The Consumer Bankers Association pegged the tally of outstanding loans at about 300 for each day of the shutdown, or about $2 billion in lending, according to a letter it sent to President Donald Trump and Congressional leaders Jan. 22. The partial shutdown began on Dec. 22.
The SBA works with lenders to process and guarantee funding for small businesses. The agency does not loan money directly.
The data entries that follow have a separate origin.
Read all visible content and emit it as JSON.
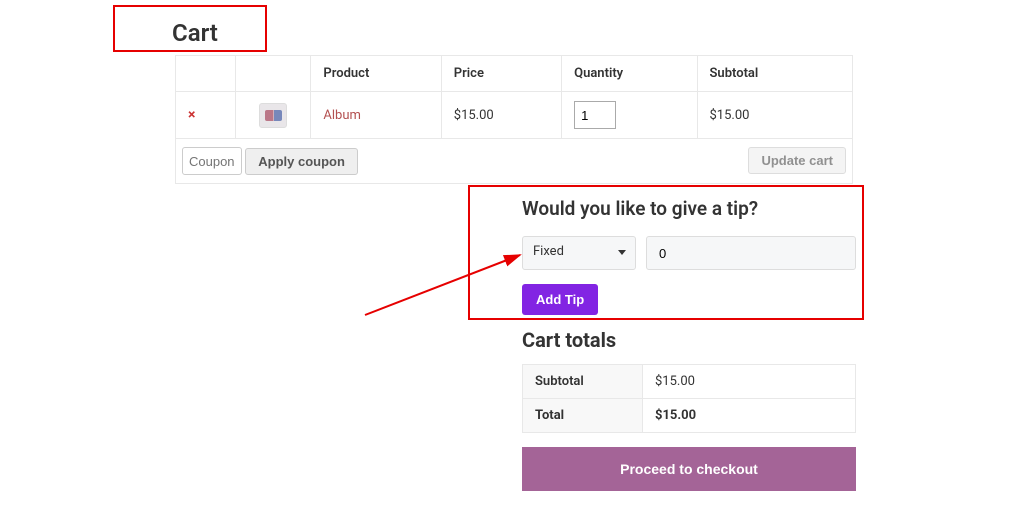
{
  "page_title": "Cart",
  "table": {
    "headers": {
      "product": "Product",
      "price": "Price",
      "quantity": "Quantity",
      "subtotal": "Subtotal"
    },
    "rows": [
      {
        "remove_symbol": "×",
        "product_name": "Album",
        "price": "$15.00",
        "quantity": "1",
        "subtotal": "$15.00"
      }
    ],
    "coupon_placeholder": "Coupon code",
    "apply_coupon_label": "Apply coupon",
    "update_cart_label": "Update cart"
  },
  "tips": {
    "heading": "Would you like to give a tip?",
    "select_value": "Fixed",
    "amount_value": "0",
    "add_tip_label": "Add Tip"
  },
  "totals": {
    "heading": "Cart totals",
    "subtotal_label": "Subtotal",
    "subtotal_value": "$15.00",
    "total_label": "Total",
    "total_value": "$15.00",
    "checkout_label": "Proceed to checkout"
  }
}
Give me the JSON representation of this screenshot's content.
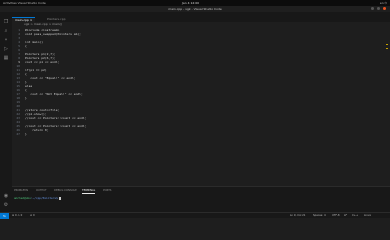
{
  "os_bar": {
    "left": "Activities   Visual Studio Code",
    "center": "Jan 4  12:00",
    "right": "en   ⏻"
  },
  "window": {
    "title": "main.cpp - vgk - Visual Studio Code"
  },
  "menu": [
    "File",
    "Edit",
    "Selection",
    "View",
    "Go",
    "Run",
    "Terminal",
    "Help"
  ],
  "tabs": [
    {
      "label": "main.cpp  ×",
      "active": true
    },
    {
      "label": "Pointers.cpp",
      "active": false
    }
  ],
  "breadcrumb": "vgk > main.cpp > main()",
  "code": {
    "current_line": 9,
    "lines": [
      {
        "n": "1",
        "text": "#include <iostream>"
      },
      {
        "n": "2",
        "text": "void pass_swapped(Pointers ab);"
      },
      {
        "n": "3",
        "text": ""
      },
      {
        "n": "4",
        "text": "int main()"
      },
      {
        "n": "5",
        "text": "{"
      },
      {
        "n": "6",
        "text": ""
      },
      {
        "n": "7",
        "text": "Pointers p1(2,7);"
      },
      {
        "n": "8",
        "text": "Pointers p2(6,7);"
      },
      {
        "n": "9",
        "text": "cout << p1 << endl;"
      },
      {
        "n": "10",
        "text": ""
      },
      {
        "n": "11",
        "text": "if(p1 == p2)"
      },
      {
        "n": "12",
        "text": "{"
      },
      {
        "n": "13",
        "text": "   cout << \"Equal!\" << endl;"
      },
      {
        "n": "14",
        "text": "}"
      },
      {
        "n": "15",
        "text": "else"
      },
      {
        "n": "16",
        "text": "{"
      },
      {
        "n": "17",
        "text": "   cout << \"Not Equal!\" << endl;"
      },
      {
        "n": "18",
        "text": "}"
      },
      {
        "n": "19",
        "text": ""
      },
      {
        "n": "20",
        "text": ""
      },
      {
        "n": "21",
        "text": "//store cout<<file;"
      },
      {
        "n": "22",
        "text": "//p1.show();"
      },
      {
        "n": "23",
        "text": "//cout << Pointers::count << endl;"
      },
      {
        "n": "24",
        "text": ""
      },
      {
        "n": "25",
        "text": "//cout << Pointers::count << endl;"
      },
      {
        "n": "26",
        "text": "    return 0;"
      },
      {
        "n": "27",
        "text": "}"
      }
    ]
  },
  "panel": {
    "tabs": [
      {
        "label": "PROBLEMS",
        "active": false
      },
      {
        "label": "OUTPUT",
        "active": false
      },
      {
        "label": "DEBUG CONSOLE",
        "active": false
      },
      {
        "label": "TERMINAL",
        "active": true
      },
      {
        "label": "PORTS",
        "active": false
      }
    ],
    "terminal": {
      "user": "amrhed@ubu",
      "path": ":~/cpp/Pointers$",
      "command": ""
    }
  },
  "status": {
    "left_items": [
      "⊗ 0  ⚠ 0",
      "⊘ 0"
    ],
    "right_items": [
      "Ln 9, Col 21",
      "Spaces: 4",
      "UTF-8",
      "LF",
      "C++",
      "Linux"
    ]
  }
}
It does, however, set guidelines for loans with the aim of reducing risk for lenders and making capital more available to small businesses.
Lawmakers agreed on Jan. 25 to keep the government open for three weeks, or until Feb. 15. Since then, the SBA has been working to catch up.
"The SBA has assigned additional staff to ensure loans are processed as expeditiously as possible," an SBA spokesman said. "In the past week alone, the SBA has processed thousands of loans totaling more than $1 billion dollars for America's small businesses."
It could take some time to reverse the lingering effects of the shutdown.
"Small business is going to be the first place you're going to see the impact, because a lot of these loans stop as soon as the shutdown occurs," said David Pommerehn, associate general counsel and senior vice president at the Consumer Bankers Association.
Some small business owners are still waiting to get checks in their hands.